Historically, safety violations in North America were met with hefty fines. Now, company directors and executives are also being seen charged with criminal negligence charges, and are even facing jail time.

This report is designed to be practical guidance for Safety Managers and Supervisors. Use the case studies, articles and profit calculators to present the case for safety to the executive suite at your organization. Show them that safety does contribute positively to the bottom-line.

Resource: Special Report

Top 3 Hidden Workplace Hazards

When you know how injuries occur in the workplace, you can put in place prevention measures. The most common hazards are from chemicals, fires, repetitive motion, electricity and fall related injuries. Keeping your employees safe can ensure a happier, more productive workplace. Build safety policies that address the specific hazards in your workplace.

Resource: Special Report

Top 5 Reasons Safety Professionals Use SafetyNow

Make your safety meetings engaging with powerful resources in SafetyNow. Our easy-to-use solution empowers safety professionals while removing the need for technical skills or IT support. SafetyNow delivers a simple solution with effective results and, not surprisingly, comes recommended by over 91% of users!

Resource: Meeting Kit

Use Ladders Safely

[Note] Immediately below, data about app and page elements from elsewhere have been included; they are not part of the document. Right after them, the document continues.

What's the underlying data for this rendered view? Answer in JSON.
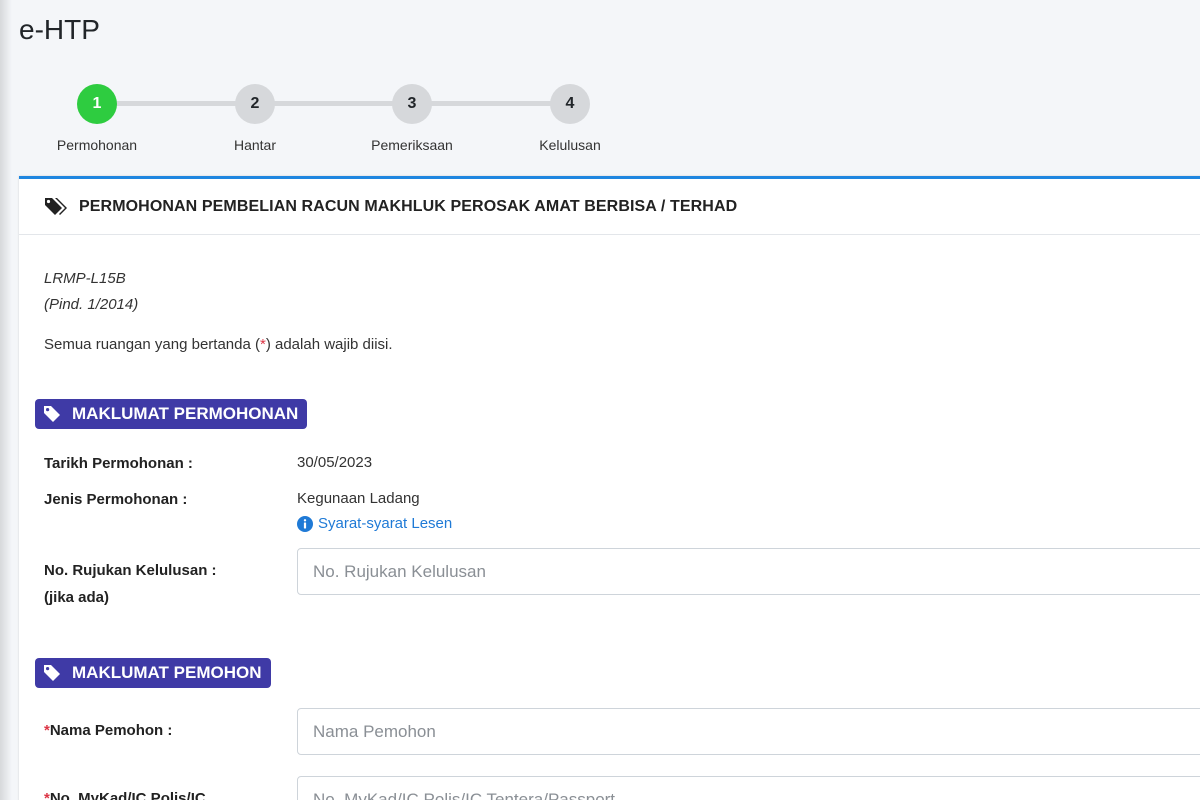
{
  "app": {
    "title": "e-HTP"
  },
  "stepper": {
    "steps": [
      {
        "number": "1",
        "label": "Permohonan",
        "active": true
      },
      {
        "number": "2",
        "label": "Hantar",
        "active": false
      },
      {
        "number": "3",
        "label": "Pemeriksaan",
        "active": false
      },
      {
        "number": "4",
        "label": "Kelulusan",
        "active": false
      }
    ]
  },
  "card": {
    "title": "PERMOHONAN PEMBELIAN RACUN MAKHLUK PEROSAK AMAT BERBISA / TERHAD",
    "form_code": "LRMP-L15B",
    "form_revision": "(Pind. 1/2014)",
    "note_before": "Semua ruangan yang bertanda (",
    "note_star": "*",
    "note_after": ") adalah wajib diisi."
  },
  "section_permohonan": {
    "title": "MAKLUMAT PERMOHONAN",
    "tarikh_label": "Tarikh Permohonan :",
    "tarikh_value": "30/05/2023",
    "jenis_label": "Jenis Permohonan :",
    "jenis_value": "Kegunaan Ladang",
    "syarat_link": "Syarat-syarat Lesen",
    "rujukan_label": "No. Rujukan Kelulusan :",
    "rujukan_sublabel": "(jika ada)",
    "rujukan_placeholder": "No. Rujukan Kelulusan",
    "rujukan_value": ""
  },
  "section_pemohon": {
    "title": "MAKLUMAT PEMOHON",
    "required_mark": "*",
    "nama_label": "Nama Pemohon :",
    "nama_placeholder": "Nama Pemohon",
    "nama_value": "",
    "mykad_label": "No. MyKad/IC Polis/IC",
    "mykad_placeholder": "No. MyKad/IC Polis/IC Tentera/Passport",
    "mykad_value": ""
  },
  "colors": {
    "step_active": "#2ecc40",
    "step_inactive": "#d6d8db",
    "card_accent": "#1f86e0",
    "section_badge": "#3f3aa6",
    "link": "#1f7ad6",
    "required": "#dc3545"
  },
  "icons": {
    "header": "tags-icon",
    "section": "tag-icon",
    "info": "info-circle-icon"
  }
}
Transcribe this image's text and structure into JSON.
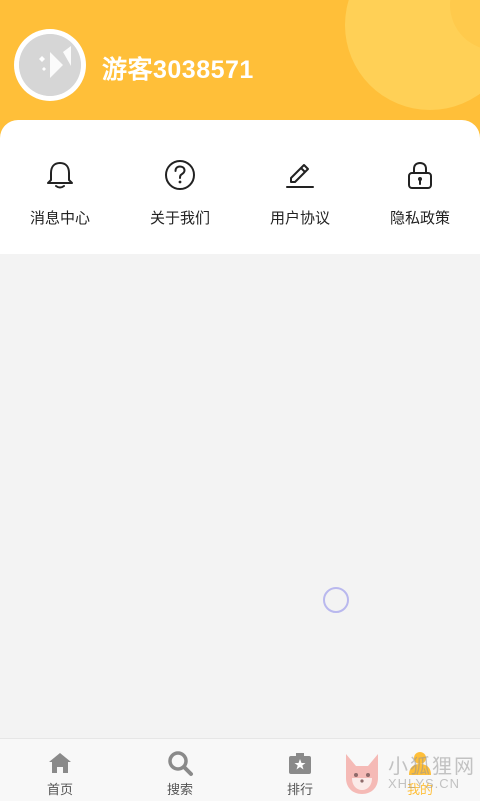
{
  "profile": {
    "username": "游客3038571"
  },
  "menu": {
    "items": [
      {
        "label": "消息中心",
        "icon": "bell-icon"
      },
      {
        "label": "关于我们",
        "icon": "question-circle-icon"
      },
      {
        "label": "用户协议",
        "icon": "pen-icon"
      },
      {
        "label": "隐私政策",
        "icon": "lock-icon"
      }
    ]
  },
  "tabbar": {
    "items": [
      {
        "label": "首页",
        "icon": "home-icon"
      },
      {
        "label": "搜索",
        "icon": "search-icon"
      },
      {
        "label": "排行",
        "icon": "rank-icon"
      },
      {
        "label": "我的",
        "icon": "user-icon"
      }
    ],
    "active_index": 3
  },
  "watermark": {
    "text": "小狐狸网",
    "sub": "XHLYS.CN"
  },
  "colors": {
    "accent": "#ffbf39",
    "background": "#f3f3f3",
    "spinner": "#b9b8ee"
  }
}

Using a ladder is a safer alternative to using a makeshift climbing device or an improvised work platform. However, using a ladder incorrectly can result in serious, even fatal injuries.